Mr. Alexander is a founder and the chairman of Simplexis.com, a World Wide Web-based venture with a goal of making purchasing cheaper and easier for schools and their suppliers.
“Most school business officials feel trapped in an antiquated procurement system that wastes their time and the taxpayers’ money,” he said in an interview. “We’re going to help schools use the Internet to save money, whether they are buying frogs for biology class or erasers or school buses.”
Simplexis.com will enable school officials to place orders with vendors over the Web, thus eliminating written purchase orders that are processed slowly and add as much as $125 each to the procurement process, the company says. Schools also will be able to pool their purchase requests, making it easier to obtain bulk discounts.
The service is free to educators, who won’t need any special software because the service is based on the Web. The company plans to charge vendors, but it said they will benefit from the elimination of paper purchase orders and by being linked to a large national market.

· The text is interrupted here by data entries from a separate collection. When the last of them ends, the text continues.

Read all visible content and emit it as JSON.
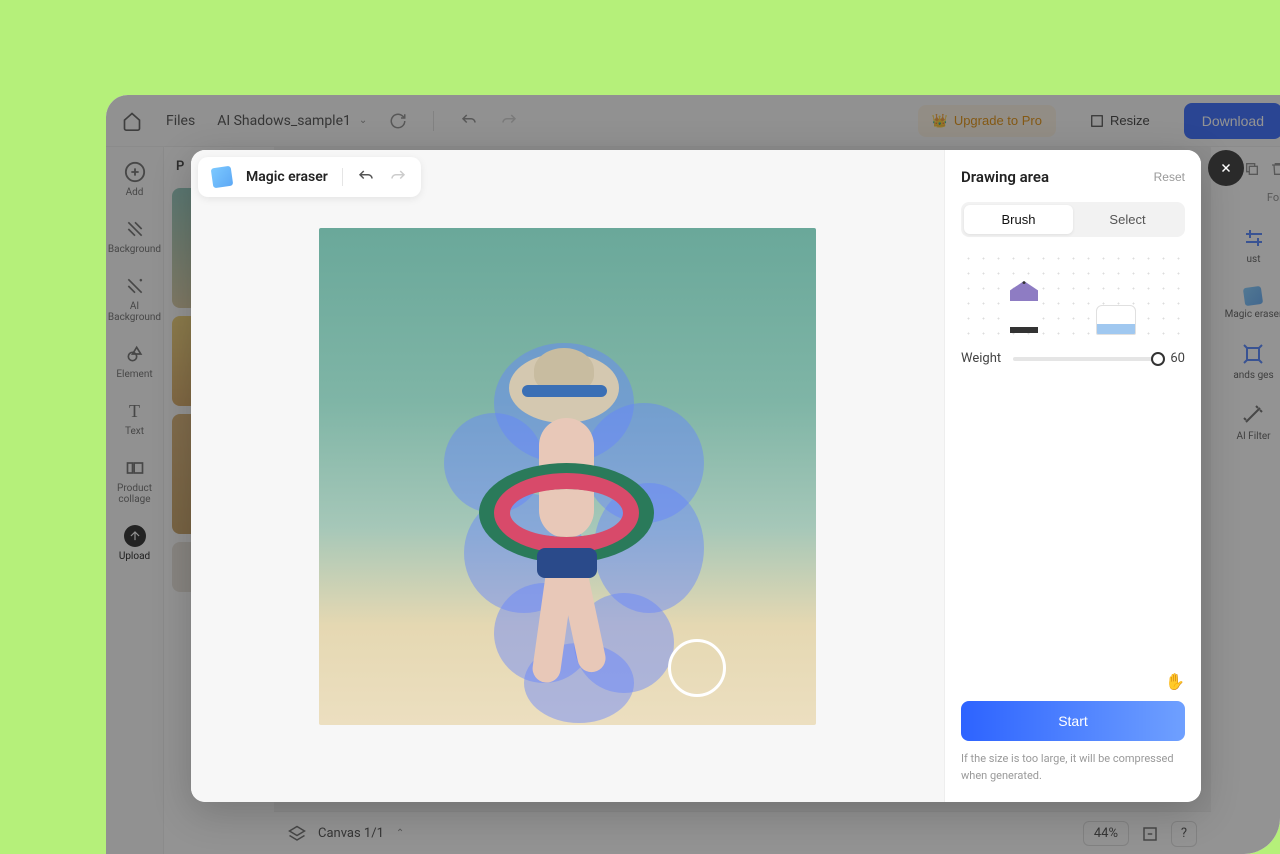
{
  "topbar": {
    "files_label": "Files",
    "document_name": "AI Shadows_sample1",
    "upgrade_label": "Upgrade to Pro",
    "resize_label": "Resize",
    "download_label": "Download"
  },
  "left_rail": {
    "items": [
      {
        "label": "Add"
      },
      {
        "label": "Background"
      },
      {
        "label": "AI Background"
      },
      {
        "label": "Element"
      },
      {
        "label": "Text"
      },
      {
        "label": "Product collage"
      },
      {
        "label": "Upload"
      }
    ]
  },
  "left_panel": {
    "title": "P"
  },
  "right_panel": {
    "fold_label": "Fold",
    "tools": [
      {
        "label": "ust"
      },
      {
        "label": "Magic eraser"
      },
      {
        "label": "ands ges"
      },
      {
        "label": "AI Filter"
      }
    ]
  },
  "bottom_bar": {
    "canvas_label": "Canvas 1/1",
    "zoom_label": "44%"
  },
  "modal": {
    "tool_name": "Magic eraser",
    "drawing_area_title": "Drawing area",
    "reset_label": "Reset",
    "brush_label": "Brush",
    "select_label": "Select",
    "weight_label": "Weight",
    "weight_value": "60",
    "start_label": "Start",
    "hint_text": "If the size is too large, it will be compressed when generated."
  }
}
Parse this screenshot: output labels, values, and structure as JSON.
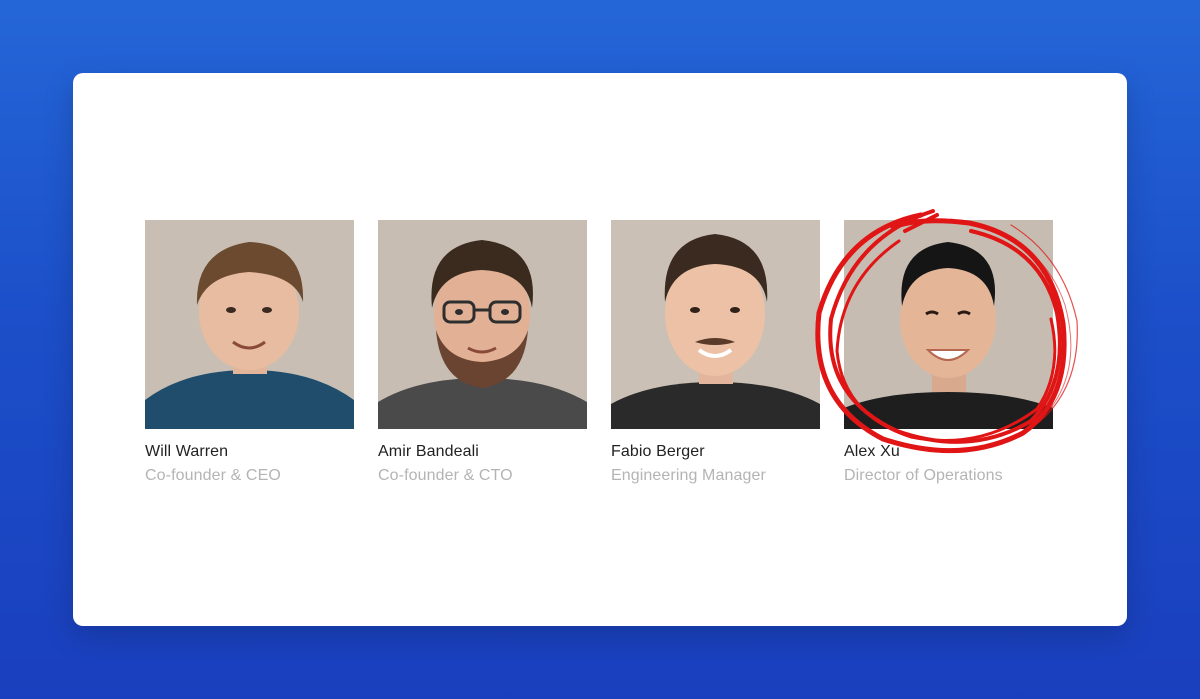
{
  "team": [
    {
      "name": "Will Warren",
      "role": "Co-founder & CEO",
      "shirt": "#1f4d6b",
      "hair": "#6b4a2f",
      "beard": false,
      "glasses": false,
      "mustache": false
    },
    {
      "name": "Amir Bandeali",
      "role": "Co-founder & CTO",
      "shirt": "#4a4a4a",
      "hair": "#3b2a1e",
      "beard": true,
      "glasses": true,
      "mustache": false
    },
    {
      "name": "Fabio Berger",
      "role": "Engineering Manager",
      "shirt": "#2a2a2a",
      "hair": "#3a2a20",
      "beard": false,
      "glasses": false,
      "mustache": true
    },
    {
      "name": "Alex Xu",
      "role": "Director of Operations",
      "shirt": "#1e1e1e",
      "hair": "#151515",
      "beard": false,
      "glasses": false,
      "mustache": false
    }
  ],
  "colors": {
    "background_top": "#2466d8",
    "background_bottom": "#1a3fbe",
    "card": "#ffffff",
    "name_text": "#222222",
    "role_text": "#b4b4b4",
    "highlight_scribble": "#e01515"
  },
  "highlight": {
    "target": "Alex Xu",
    "style": "red hand-drawn circle"
  }
}
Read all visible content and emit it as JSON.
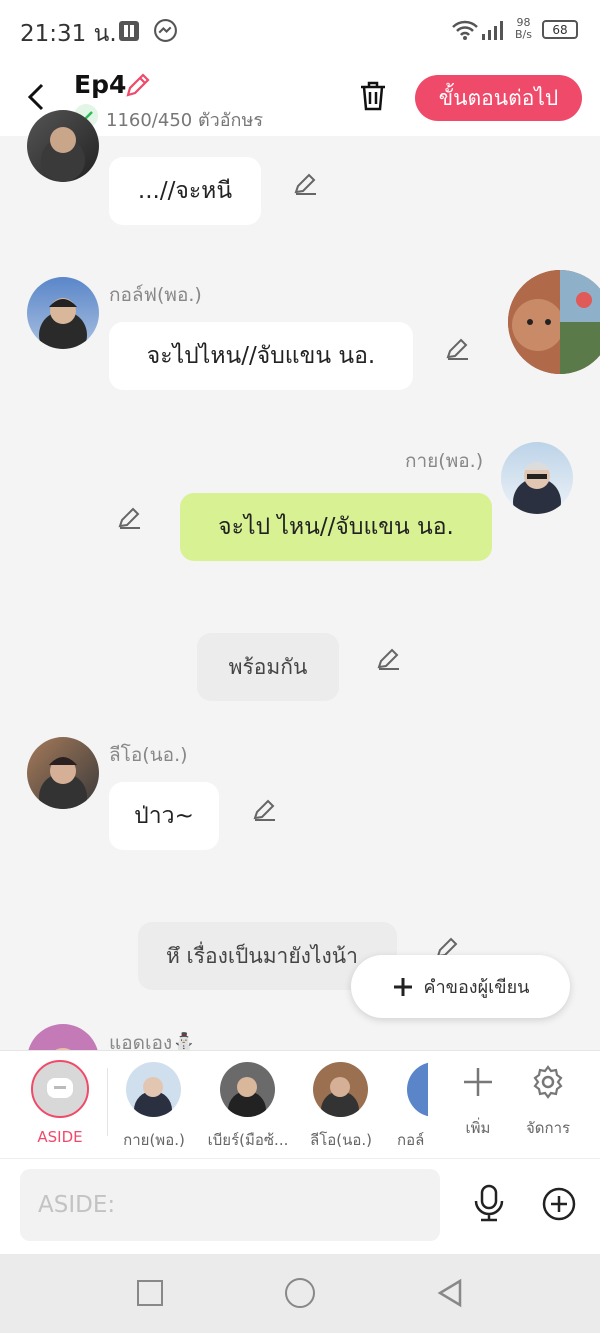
{
  "status_bar": {
    "time": "21:31 น.",
    "net_speed_top": "98",
    "net_speed_unit": "B/s",
    "battery": "68"
  },
  "header": {
    "title": "Ep4",
    "char_count": "1160/450 ตัวอักษร",
    "next_button": "ขั้นตอนต่อไป"
  },
  "messages": [
    {
      "text": "...//จะหนี"
    },
    {
      "speaker": "กอล์ฟ(พอ.)",
      "text": "จะไปไหน//จับแขน นอ."
    },
    {
      "speaker": "กาย(พอ.)",
      "text": "จะไป ไหน//จับแขน นอ."
    },
    {
      "text": "พร้อมกัน"
    },
    {
      "speaker": "ลีโอ(นอ.)",
      "text": "ป่าว~"
    },
    {
      "text": "หึ เรื่องเป็นมายังไงน้า"
    },
    {
      "speaker": "แอดเอง⛄"
    }
  ],
  "fab_label": "คำของผู้เขียน",
  "characters": [
    {
      "label": "ASIDE"
    },
    {
      "label": "กาย(พอ.)"
    },
    {
      "label": "เบียร์(มือซ้..."
    },
    {
      "label": "ลีโอ(นอ.)"
    },
    {
      "label": "กอล์"
    }
  ],
  "char_actions": {
    "add": "เพิ่ม",
    "manage": "จัดการ"
  },
  "input": {
    "placeholder": "ASIDE:"
  },
  "colors": {
    "accent": "#f04a6a",
    "green_bubble": "#d7f193"
  }
}
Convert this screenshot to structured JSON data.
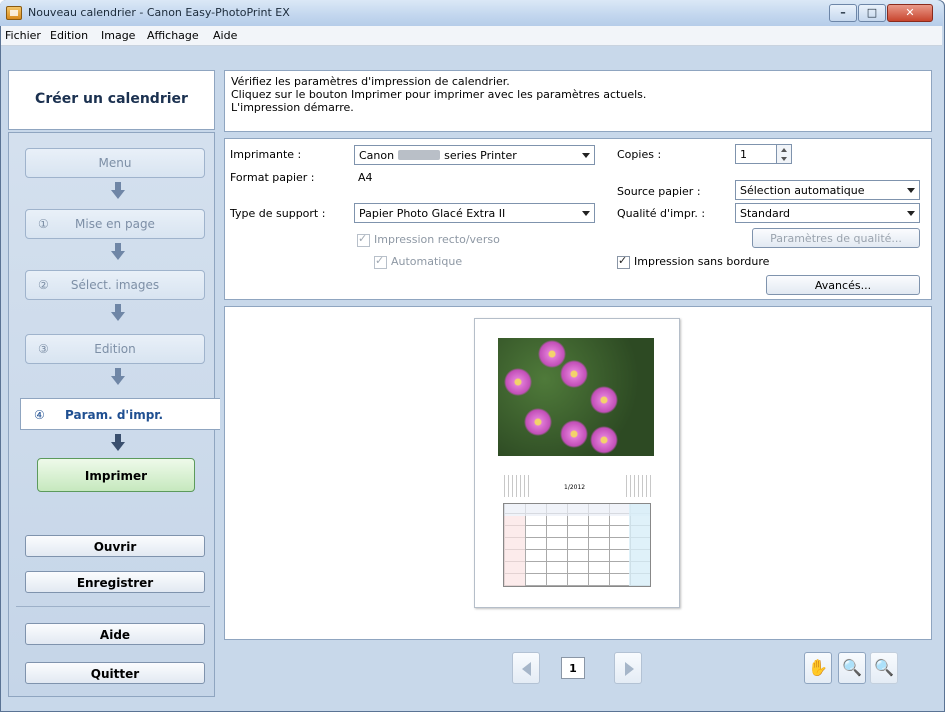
{
  "window": {
    "title": "Nouveau calendrier - Canon Easy-PhotoPrint EX"
  },
  "menu": {
    "items": [
      "Fichier",
      "Edition",
      "Image",
      "Affichage",
      "Aide"
    ]
  },
  "sidebar": {
    "header": "Créer un calendrier",
    "steps": [
      {
        "num": "",
        "label": "Menu"
      },
      {
        "num": "①",
        "label": "Mise en page"
      },
      {
        "num": "②",
        "label": "Sélect. images"
      },
      {
        "num": "③",
        "label": "Edition"
      }
    ],
    "active_step": {
      "num": "④",
      "label": "Param. d'impr."
    },
    "print_label": "Imprimer",
    "open_label": "Ouvrir",
    "save_label": "Enregistrer",
    "help_label": "Aide",
    "quit_label": "Quitter"
  },
  "info": {
    "lines": [
      "Vérifiez les paramètres d'impression de calendrier.",
      "Cliquez sur le bouton Imprimer pour imprimer avec les paramètres actuels.",
      "L'impression démarre."
    ]
  },
  "settings": {
    "printer_label": "Imprimante :",
    "printer_prefix": "Canon",
    "printer_suffix": "series Printer",
    "paper_size_label": "Format papier :",
    "paper_size_value": "A4",
    "media_type_label": "Type de support :",
    "media_type_value": "Papier Photo Glacé Extra II",
    "duplex_label": "Impression recto/verso",
    "auto_label": "Automatique",
    "copies_label": "Copies :",
    "copies_value": "1",
    "paper_source_label": "Source papier :",
    "paper_source_value": "Sélection automatique",
    "quality_label": "Qualité d'impr. :",
    "quality_value": "Standard",
    "quality_settings_label": "Paramètres de qualité...",
    "borderless_label": "Impression sans bordure",
    "advanced_label": "Avancés..."
  },
  "preview": {
    "month": "1/2012"
  },
  "pager": {
    "page": "1"
  }
}
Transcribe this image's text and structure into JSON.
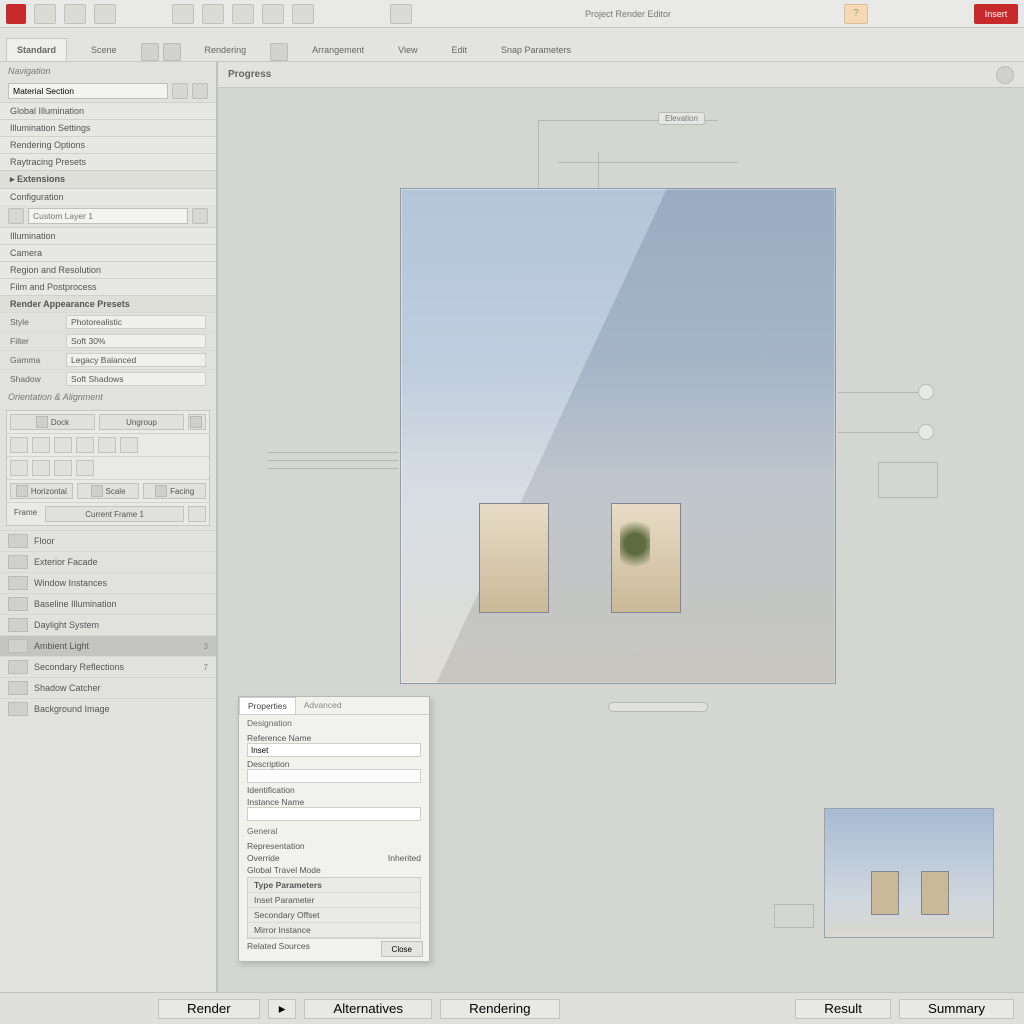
{
  "app": {
    "title": "Project Render Editor"
  },
  "topbar": {
    "help": "?",
    "insert": "Insert"
  },
  "ribbon": {
    "tabs": [
      "Standard",
      "Scene",
      "Rendering",
      "Arrangement",
      "View",
      "Edit",
      "Snap Parameters"
    ],
    "active": 0
  },
  "sidebar": {
    "section1": "Navigation",
    "items1": [
      "Material Section",
      "Global Illumination",
      "Illumination Settings",
      "Rendering Options",
      "Raytracing Presets"
    ],
    "collapse1": "Extensions",
    "section2": "Configuration",
    "input_placeholder": "Custom Layer 1",
    "items2": [
      "Illumination",
      "Camera",
      "Region and Resolution",
      "Film and Postprocess"
    ],
    "header2": "Render Appearance Presets",
    "kv": [
      {
        "k": "Style",
        "v": "Photorealistic"
      },
      {
        "k": "Filter",
        "v": "Soft 30%"
      },
      {
        "k": "Gamma",
        "v": "Legacy Balanced"
      },
      {
        "k": "Shadow",
        "v": "Soft Shadows"
      }
    ],
    "toolhead": "Orientation & Alignment",
    "toolrow1": [
      "Dock",
      "Ungroup"
    ],
    "toolrow2": [
      "Horizontal",
      "Scale",
      "Facing"
    ],
    "toolfoot_k": "Frame",
    "toolfoot_v": "Current Frame 1",
    "objects": [
      {
        "name": "Floor"
      },
      {
        "name": "Exterior Facade"
      },
      {
        "name": "Window Instances"
      },
      {
        "name": "Baseline Illumination"
      },
      {
        "name": "Daylight System"
      },
      {
        "name": "Ambient Light",
        "cnt": "3"
      },
      {
        "name": "Secondary Reflections",
        "cnt": "7"
      },
      {
        "name": "Shadow Catcher"
      },
      {
        "name": "Background Image"
      }
    ],
    "obj_selected": 5
  },
  "canvas": {
    "title": "Progress",
    "annot_top": "Elevation"
  },
  "dialog": {
    "tabs": [
      "Properties",
      "Advanced"
    ],
    "sec1": "Designation",
    "f1_label": "Reference Name",
    "f1_value": "Inset",
    "f2_label": "Description",
    "f3_label": "Identification",
    "f4_label": "Instance Name",
    "sec2": "General",
    "g1": "Representation",
    "g2": "Override",
    "g2_val": "Inherited",
    "g3": "Global Travel Mode",
    "listhead": "Type Parameters",
    "list": [
      "Inset Parameter",
      "Secondary Offset",
      "Mirror Instance"
    ],
    "foot": "Related Sources",
    "btn": "Close"
  },
  "footer": {
    "b1": "Render",
    "b2": "Alternatives",
    "b3": "Rendering",
    "b4": "Result",
    "b5": "Summary"
  }
}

“We are going to take existing vendors and put them online,” said Amar Singh, the chief executive officer, who founded the company with Mr. Alexander and three other businessmen.
The company estimates that schools spend $85 billion annually on outside goods and services.
In fact, Simplexis.com is not the first to see potential profits in helping schools make purchases online. In November, Kelly Blanton, a former schools superintendent in Kern County, Calif., founded Epylon.com, which uses a similar Web model to link schools and other institutions with suppliers.
Both companies are among a growing number of online ventures that are focusing on the “B2B,” or business-to-business, market.
Mr. Singh said Simplexis.com is concentrating on the education market rather than all government and institutional buyers. The company, based in San Francisco, has already signed up 100 school districts and numerous vendors, he said.
From Politics to Commerce
Simplexis.com was launched on Feb. 1, a day Mr. Alexander once hoped he would be occupied with the New Hampshire presidential primary. He dropped his second bid for the Republican nomination for president last August after a poor showing in an Iowa straw poll.
Mr. Alexander served as governor of Tennessee from 1979 to 1987 and as secretary of education under President Bush from 1991 to 1993. His first presidential campaign, in 1996, briefly gained momentum based in part on his folksy manner and dogged campaigning.
“Four years ago on [New Hampshire primary] day, I came within 3,000 votes of Bob Dole,” Mr. Alexander said. “Today, I am in San Francisco helping to launch a new company.”
Now retired from politics, Mr. Alexander can draw on his experiences as a former president of the University of Tennessee and a co-founder of a child- care concern now known as Bright Horizons Family Solutions Inc.
“One difference between politics and business is that in business there can be more than one winner,” he said.
Simplexis.com is structured like most of today’s Internet ventures. Mr. Alexander and other top executives have equity stakes in the company, and thus the promise of riches if it is successful.
A version of this article appeared in the February 09, 2000 edition of Education Week as Former Education Secretary Launches Online-Purchasing Business